*** Task data ***
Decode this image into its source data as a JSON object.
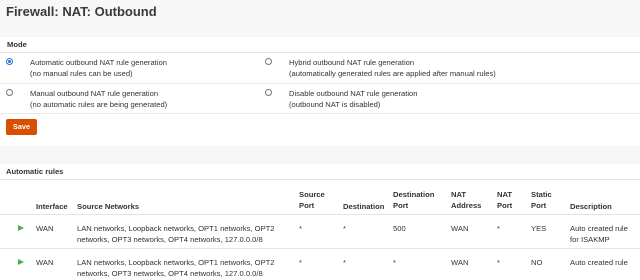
{
  "page": {
    "title": "Firewall: NAT: Outbound"
  },
  "mode": {
    "heading": "Mode",
    "options": [
      {
        "line1": "Automatic outbound NAT rule generation",
        "line2": "(no manual rules can be used)",
        "checked": true
      },
      {
        "line1": "Hybrid outbound NAT rule generation",
        "line2": "(automatically generated rules are applied after manual rules)",
        "checked": false
      },
      {
        "line1": "Manual outbound NAT rule generation",
        "line2": "(no automatic rules are being generated)",
        "checked": false
      },
      {
        "line1": "Disable outbound NAT rule generation",
        "line2": "(outbound NAT is disabled)",
        "checked": false
      }
    ],
    "save_label": "Save"
  },
  "rules": {
    "heading": "Automatic rules",
    "columns": {
      "interface": "Interface",
      "source_networks": "Source Networks",
      "source_port_1": "Source",
      "source_port_2": "Port",
      "destination": "Destination",
      "destination_port_1": "Destination",
      "destination_port_2": "Port",
      "nat_address_1": "NAT",
      "nat_address_2": "Address",
      "nat_port_1": "NAT",
      "nat_port_2": "Port",
      "static_port_1": "Static",
      "static_port_2": "Port",
      "description": "Description"
    },
    "rows": [
      {
        "interface": "WAN",
        "source_line1": "LAN networks, Loopback networks, OPT1 networks, OPT2",
        "source_line2": "networks, OPT3 networks, OPT4 networks, 127.0.0.0/8",
        "source_port": "*",
        "destination": "*",
        "destination_port": "500",
        "nat_address": "WAN",
        "nat_port": "*",
        "static_port": "YES",
        "description_line1": "Auto created rule",
        "description_line2": "for ISAKMP"
      },
      {
        "interface": "WAN",
        "source_line1": "LAN networks, Loopback networks, OPT1 networks, OPT2",
        "source_line2": "networks, OPT3 networks, OPT4 networks, 127.0.0.0/8",
        "source_port": "*",
        "destination": "*",
        "destination_port": "*",
        "nat_address": "WAN",
        "nat_port": "*",
        "static_port": "NO",
        "description_line1": "Auto created rule",
        "description_line2": ""
      }
    ],
    "enabled_icon": "play-icon",
    "icon_color": "#4caf50"
  },
  "colors": {
    "accent": "#d94f00",
    "radio": "#1e73d8"
  }
}
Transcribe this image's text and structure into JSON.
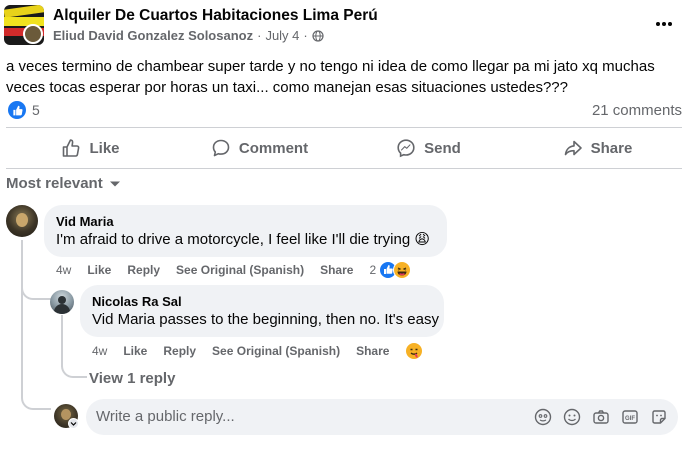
{
  "post": {
    "group_name": "Alquiler De Cuartos Habitaciones Lima Perú",
    "author": "Eliud David Gonzalez Solosanoz",
    "separator": "·",
    "date": "July 4",
    "date_separator": "·",
    "text": "a veces termino de chambear super tarde y no tengo ni idea de como llegar pa mi jato xq muchas veces tocas esperar por horas un taxi... como manejan esas situaciones ustedes???",
    "reaction_count": "5",
    "comments_count": "21 comments"
  },
  "actions": {
    "like": "Like",
    "comment": "Comment",
    "send": "Send",
    "share": "Share"
  },
  "sort": {
    "label": "Most relevant"
  },
  "comments": [
    {
      "author": "Vid Maria",
      "text": "I'm afraid to drive a motorcycle, I feel like I'll die trying 😩",
      "time": "4w",
      "like": "Like",
      "reply": "Reply",
      "see_original": "See Original (Spanish)",
      "share": "Share",
      "reaction_count": "2"
    },
    {
      "author": "Nicolas Ra Sal",
      "text": "Vid Maria passes to the beginning, then no. It's easy",
      "time": "4w",
      "like": "Like",
      "reply": "Reply",
      "see_original": "See Original (Spanish)",
      "share": "Share"
    }
  ],
  "view_replies": "View 1 reply",
  "reply_box": {
    "placeholder": "Write a public reply..."
  },
  "colors": {
    "brand_blue": "#1877f2",
    "muted_text": "#65676b",
    "bubble_bg": "#f0f2f5",
    "divider": "#ced0d4"
  },
  "icons": [
    "more-horizontal-icon",
    "globe-icon",
    "like-reaction-icon",
    "thumb-up-icon",
    "comment-icon",
    "messenger-icon",
    "share-arrow-icon",
    "chevron-down-icon",
    "haha-reaction-icon",
    "sticker-icon",
    "emoji-icon",
    "camera-icon",
    "gif-icon",
    "avatar-sticker-icon"
  ]
}
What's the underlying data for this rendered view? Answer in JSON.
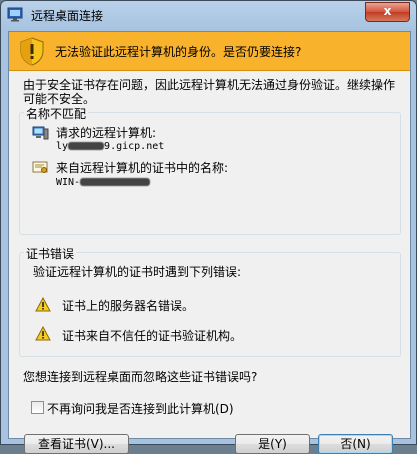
{
  "window": {
    "title": "远程桌面连接",
    "close_glyph": "x"
  },
  "banner": {
    "text": "无法验证此远程计算机的身份。是否仍要连接?"
  },
  "intro": "由于安全证书存在问题，因此远程计算机无法通过身份验证。继续操作可能不安全。",
  "name_mismatch": {
    "legend": "名称不匹配",
    "requested_label": "请求的远程计算机:",
    "requested_value_prefix": "ly",
    "requested_value_suffix": "9.gicp.net",
    "cert_label": "来自远程计算机的证书中的名称:",
    "cert_value_prefix": "WIN-"
  },
  "cert_errors": {
    "legend": "证书错误",
    "description": "验证远程计算机的证书时遇到下列错误:",
    "errors": [
      "证书上的服务器名错误。",
      "证书来自不信任的证书验证机构。"
    ]
  },
  "question": "您想连接到远程桌面而忽略这些证书错误吗?",
  "checkbox_label": "不再询问我是否连接到此计算机(D)",
  "buttons": {
    "view_cert": "查看证书(V)...",
    "yes": "是(Y)",
    "no": "否(N)"
  },
  "colors": {
    "banner": "#f8b22c",
    "titlebar": "#b9d1ea",
    "close": "#c23b22"
  }
}
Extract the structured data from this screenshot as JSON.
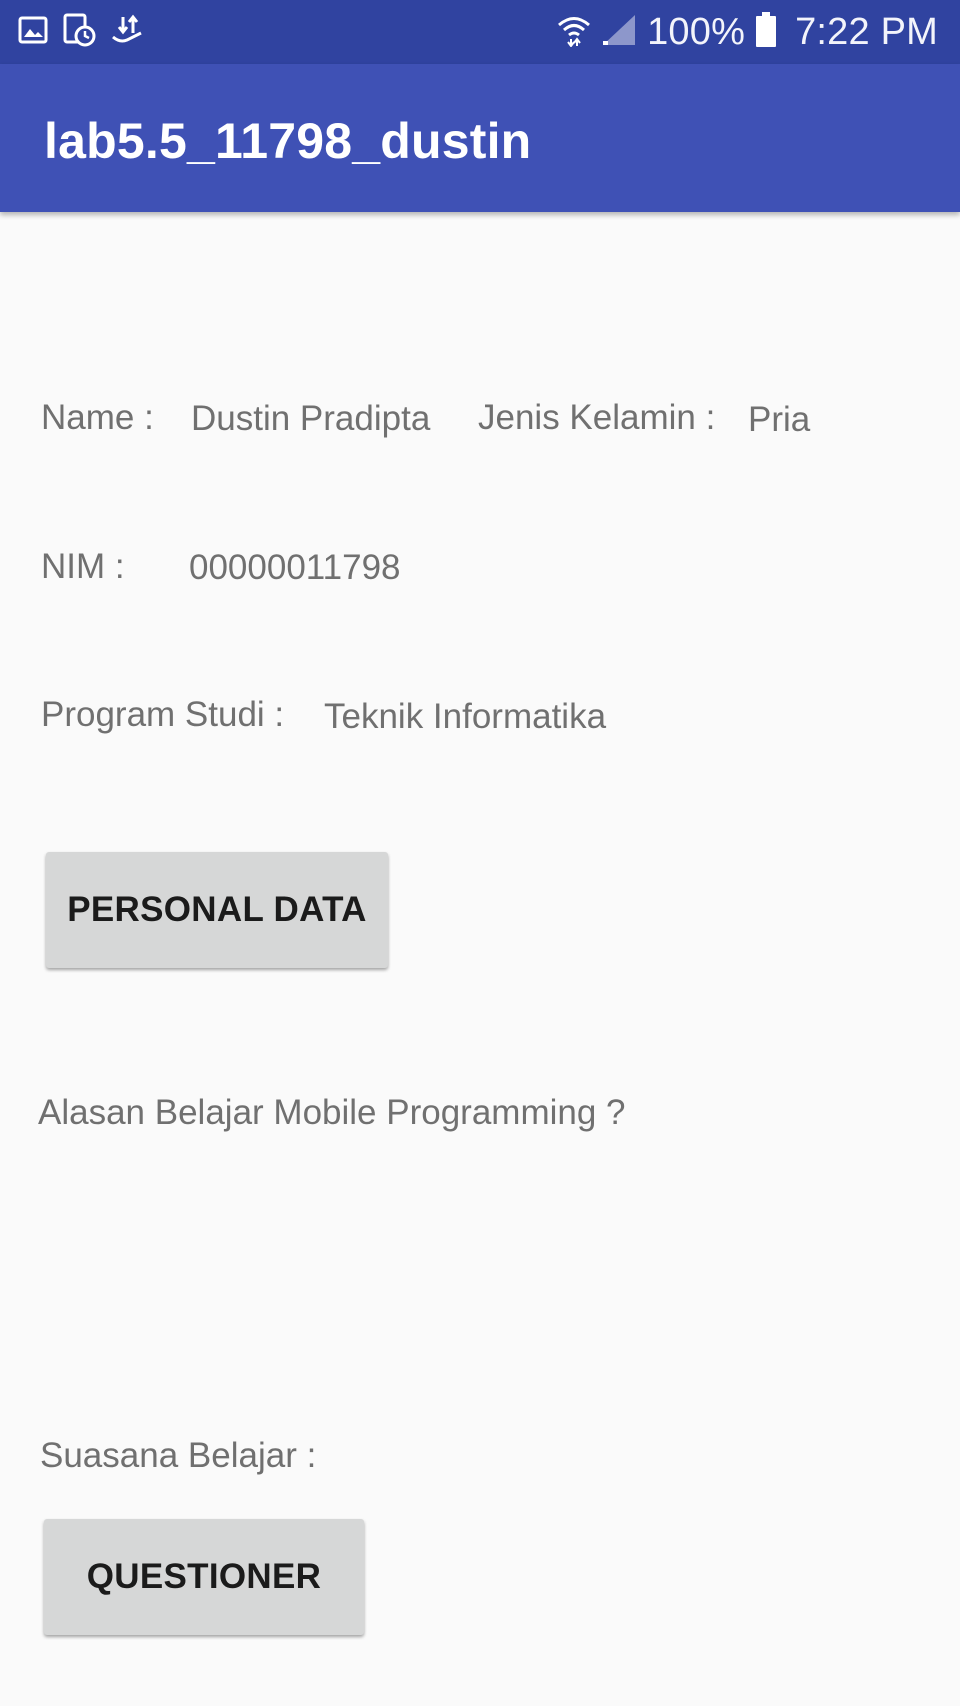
{
  "status_bar": {
    "icons_left": [
      "gallery-icon",
      "screenshot-clock-icon",
      "data-transfer-icon"
    ],
    "wifi_icon": "wifi-icon",
    "signal_icon": "signal-icon",
    "battery_percent": "100%",
    "battery_icon": "battery-icon",
    "time": "7:22 PM"
  },
  "app_bar": {
    "title": "lab5.5_11798_dustin",
    "color": "#3f51b5",
    "status_color": "#3043a0"
  },
  "profile": {
    "name_label": "Name :",
    "name_value": "Dustin Pradipta",
    "gender_label": "Jenis Kelamin :",
    "gender_value": "Pria",
    "nim_label": "NIM :",
    "nim_value": "00000011798",
    "program_label": "Program Studi :",
    "program_value": "Teknik Informatika"
  },
  "buttons": {
    "personal_data": "PERSONAL DATA",
    "questioner": "QUESTIONER"
  },
  "questions": {
    "reason_label": "Alasan Belajar Mobile Programming ?",
    "atmosphere_label": "Suasana Belajar :"
  }
}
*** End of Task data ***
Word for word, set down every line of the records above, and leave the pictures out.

Decode this image into its source data as a JSON object.
{
  "page": {
    "title": "Firewall: NAT: Outbound"
  },
  "mode": {
    "heading": "Mode",
    "options": [
      {
        "line1": "Automatic outbound NAT rule generation",
        "line2": "(no manual rules can be used)",
        "checked": true
      },
      {
        "line1": "Hybrid outbound NAT rule generation",
        "line2": "(automatically generated rules are applied after manual rules)",
        "checked": false
      },
      {
        "line1": "Manual outbound NAT rule generation",
        "line2": "(no automatic rules are being generated)",
        "checked": false
      },
      {
        "line1": "Disable outbound NAT rule generation",
        "line2": "(outbound NAT is disabled)",
        "checked": false
      }
    ],
    "save_label": "Save"
  },
  "rules": {
    "heading": "Automatic rules",
    "columns": {
      "interface": "Interface",
      "source_networks": "Source Networks",
      "source_port_1": "Source",
      "source_port_2": "Port",
      "destination": "Destination",
      "destination_port_1": "Destination",
      "destination_port_2": "Port",
      "nat_address_1": "NAT",
      "nat_address_2": "Address",
      "nat_port_1": "NAT",
      "nat_port_2": "Port",
      "static_port_1": "Static",
      "static_port_2": "Port",
      "description": "Description"
    },
    "rows": [
      {
        "interface": "WAN",
        "source_line1": "LAN networks, Loopback networks, OPT1 networks, OPT2",
        "source_line2": "networks, OPT3 networks, OPT4 networks, 127.0.0.0/8",
        "source_port": "*",
        "destination": "*",
        "destination_port": "500",
        "nat_address": "WAN",
        "nat_port": "*",
        "static_port": "YES",
        "description_line1": "Auto created rule",
        "description_line2": "for ISAKMP"
      },
      {
        "interface": "WAN",
        "source_line1": "LAN networks, Loopback networks, OPT1 networks, OPT2",
        "source_line2": "networks, OPT3 networks, OPT4 networks, 127.0.0.0/8",
        "source_port": "*",
        "destination": "*",
        "destination_port": "*",
        "nat_address": "WAN",
        "nat_port": "*",
        "static_port": "NO",
        "description_line1": "Auto created rule",
        "description_line2": ""
      }
    ],
    "enabled_icon": "play-icon",
    "icon_color": "#4caf50"
  },
  "colors": {
    "accent": "#d94f00",
    "radio": "#1e73d8"
  }
}
Transcribe this image's text and structure into JSON.
{
  "post": {
    "group_name": "Alquiler De Cuartos Habitaciones Lima Perú",
    "author": "Eliud David Gonzalez Solosanoz",
    "separator": "·",
    "date": "July 4",
    "date_separator": "·",
    "text": "a veces termino de chambear super tarde y no tengo ni idea de como llegar pa mi jato xq muchas veces tocas esperar por horas un taxi... como manejan esas situaciones ustedes???",
    "reaction_count": "5",
    "comments_count": "21 comments"
  },
  "actions": {
    "like": "Like",
    "comment": "Comment",
    "send": "Send",
    "share": "Share"
  },
  "sort": {
    "label": "Most relevant"
  },
  "comments": [
    {
      "author": "Vid Maria",
      "text": "I'm afraid to drive a motorcycle, I feel like I'll die trying 😩",
      "time": "4w",
      "like": "Like",
      "reply": "Reply",
      "see_original": "See Original (Spanish)",
      "share": "Share",
      "reaction_count": "2"
    },
    {
      "author": "Nicolas Ra Sal",
      "text": "Vid Maria passes to the beginning, then no. It's easy",
      "time": "4w",
      "like": "Like",
      "reply": "Reply",
      "see_original": "See Original (Spanish)",
      "share": "Share"
    }
  ],
  "view_replies": "View 1 reply",
  "reply_box": {
    "placeholder": "Write a public reply..."
  },
  "colors": {
    "brand_blue": "#1877f2",
    "muted_text": "#65676b",
    "bubble_bg": "#f0f2f5",
    "divider": "#ced0d4"
  },
  "icons": [
    "more-horizontal-icon",
    "globe-icon",
    "like-reaction-icon",
    "thumb-up-icon",
    "comment-icon",
    "messenger-icon",
    "share-arrow-icon",
    "chevron-down-icon",
    "haha-reaction-icon",
    "sticker-icon",
    "emoji-icon",
    "camera-icon",
    "gif-icon",
    "avatar-sticker-icon"
  ]
}
What's the underlying data for this rendered view? Answer in JSON.
{
  "window": {
    "title": "远程桌面连接",
    "close_glyph": "x"
  },
  "banner": {
    "text": "无法验证此远程计算机的身份。是否仍要连接?"
  },
  "intro": "由于安全证书存在问题，因此远程计算机无法通过身份验证。继续操作可能不安全。",
  "name_mismatch": {
    "legend": "名称不匹配",
    "requested_label": "请求的远程计算机:",
    "requested_value_prefix": "ly",
    "requested_value_suffix": "9.gicp.net",
    "cert_label": "来自远程计算机的证书中的名称:",
    "cert_value_prefix": "WIN-"
  },
  "cert_errors": {
    "legend": "证书错误",
    "description": "验证远程计算机的证书时遇到下列错误:",
    "errors": [
      "证书上的服务器名错误。",
      "证书来自不信任的证书验证机构。"
    ]
  },
  "question": "您想连接到远程桌面而忽略这些证书错误吗?",
  "checkbox_label": "不再询问我是否连接到此计算机(D)",
  "buttons": {
    "view_cert": "查看证书(V)...",
    "yes": "是(Y)",
    "no": "否(N)"
  },
  "colors": {
    "banner": "#f8b22c",
    "titlebar": "#b9d1ea",
    "close": "#c23b22"
  }
}
Extract the structured data from this screenshot as JSON.
{
  "status_bar": {
    "icons_left": [
      "gallery-icon",
      "screenshot-clock-icon",
      "data-transfer-icon"
    ],
    "wifi_icon": "wifi-icon",
    "signal_icon": "signal-icon",
    "battery_percent": "100%",
    "battery_icon": "battery-icon",
    "time": "7:22 PM"
  },
  "app_bar": {
    "title": "lab5.5_11798_dustin",
    "color": "#3f51b5",
    "status_color": "#3043a0"
  },
  "profile": {
    "name_label": "Name :",
    "name_value": "Dustin Pradipta",
    "gender_label": "Jenis Kelamin :",
    "gender_value": "Pria",
    "nim_label": "NIM :",
    "nim_value": "00000011798",
    "program_label": "Program Studi :",
    "program_value": "Teknik Informatika"
  },
  "buttons": {
    "personal_data": "PERSONAL DATA",
    "questioner": "QUESTIONER"
  },
  "questions": {
    "reason_label": "Alasan Belajar Mobile Programming ?",
    "atmosphere_label": "Suasana Belajar :"
  }
}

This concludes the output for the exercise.